There’s a better way to use Slack. And from what we’ve seen, very few teams know how to do it.
Some signs that you’re using Slack badly:
Chances are, you checked at least one of the boxes above. You’re in good company – most organizations are using Slack as an expensive DM tool. But if you’re using Slack that way, you’re leaving a lot of value on the table.
Here are the guiding practices that best-in-class collaborators use to get more value from their Slack investment:
Search-first Culture: When the majority of company communication is hidden away in DMs and private channels, that defeats the purpose of Slack. Email is silos of conversations buried in personal inboxes and PSTs; Slack was built to make information easier to find.
There’s a significant compounding benefit to having all company knowledge in one place that's easily searchable. Chances are, if you’re asking a question about what to do or how something gets done, that question should be asked in a public channel. Your peers could benefit from knowing the answer; new hires would ramp faster if they could easily search those FAQs.
Establish Guidelines: Everyone should be on the same page around when it’s appropriate to @someone, @channel or @here since Slack notifications have a significant impact on your team's focus time.
You wouldn’t (intentionally) Reply All to the entire company via email. Norms need to be set around when/why you’d notify an entire channel (e.g. incident management, tiger teams) or @someone in a DM. Treating peer focus time as if it was your own has a huge impact on team productivity.
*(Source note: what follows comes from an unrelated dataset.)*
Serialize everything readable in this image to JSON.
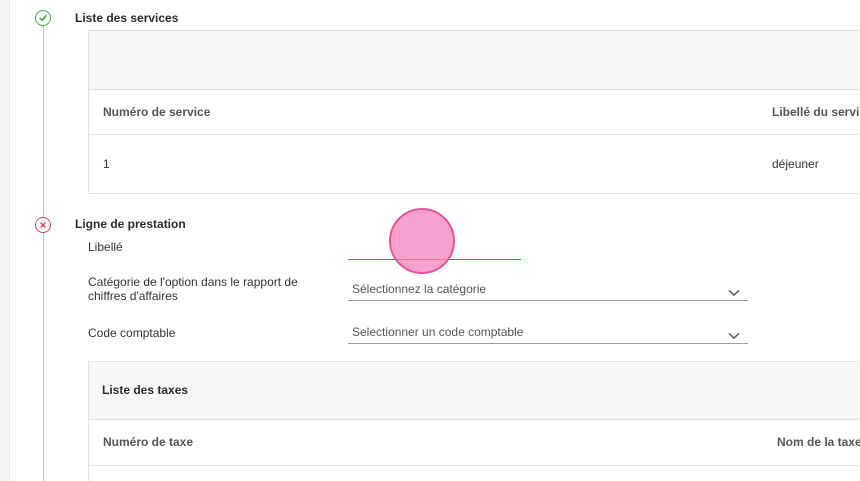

Pause & Prioritize: You’re not across every conversation in email, and you don’t need to read every conversation on Slack as they happen. Use sections to organize channels by priority.
Pause notifications when you need focus time and integrate with your calendar so peers know not to expect an immediate response when you’re in a meeting.
Protect Your Team's Focus Time: Huddles have their place, but can be very disruptive when peers are in the middle of heads down work. Instead, use:
- Audio clips to ask or answer questions that are too long for DMs, but not enough to justify a meeting.
- Video clips for repetitive walkthroughs or how-tos.
- Setup a dedicated team channel for asynchronous updates to cut down on daily standups or status meetings
- Schedule posts if you’re working late to get set during regular hours
- Use Emojis (yes emojis) to quickly set response expectations with peers and prioritize requests
- Test Canvas to set expectations, answer common questions and keep team members across meeting notes, project briefs, and checklists.
With the right change management and guidelines, Slack has a significant impact on productivity, focus time, and company alignment. When used incorrectly, you’re just doing the wrong things faster - and you should have stuck to email.